From Army.mil comes the story of Sgt. Michael Wazelle, a recruiter at the Sacramento Recruiting Battalion who happened upon an accident and took immediate action;
Wazelle noticed that the driver [of an overturned truck] had not been wearing a seatbelt and had been tossed around the cab during the crash. “He had lacerations on his face and hands, he also had a large bump and about a four-inch long gash on the back of his head,” said Wazelle. “He was incoherent and couldn’t even tell me what month it was.”
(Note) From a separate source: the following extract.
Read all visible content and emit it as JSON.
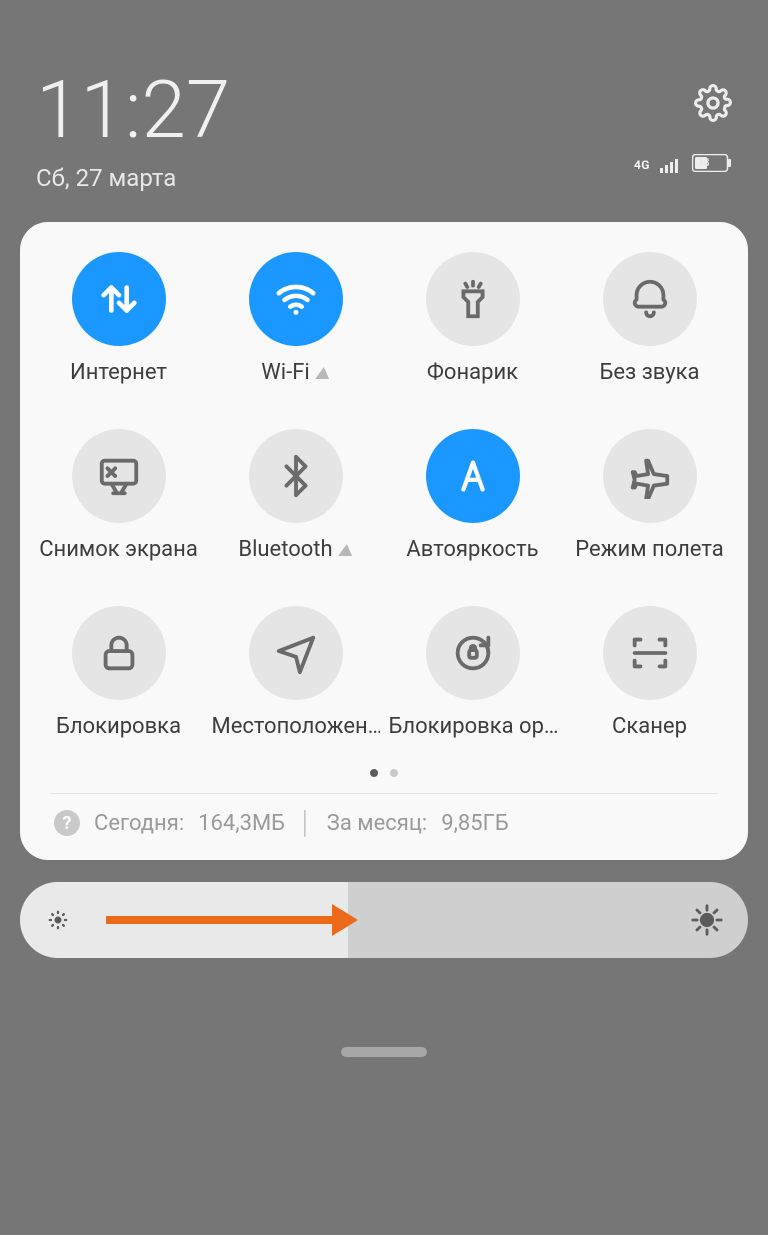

Wazelle said he did what he could for the driver. “I’m pretty sure he had a concussion and was definitely in shock,” said Wazelle. “I just did my best to keep him immobilized and make him comfortable.” The basic first-aid helped, as Wazelle said that the driver slowly was able to relax a little and became more coherent by the time paramedics arrived.
Once the paramedics were on scene, Wazelle continued to help out by keeping the driver’s neck immobilized. Since the driver was also a “rather large man,” Wazelle helped the paramedics get him out of the truck and onto a board and then helped carry him from the awkwardly positioned truck and ditch.
When asked if he felt that his military training gave him an edge to stop and help, Wazelle replied, “Definitely.”
This was not the first time Wazelle has had to apply military-taught emergency first aid. He has had to call upon his Army training to apply first-aid to fellow soldiers in the field while he was deployed to Iraq.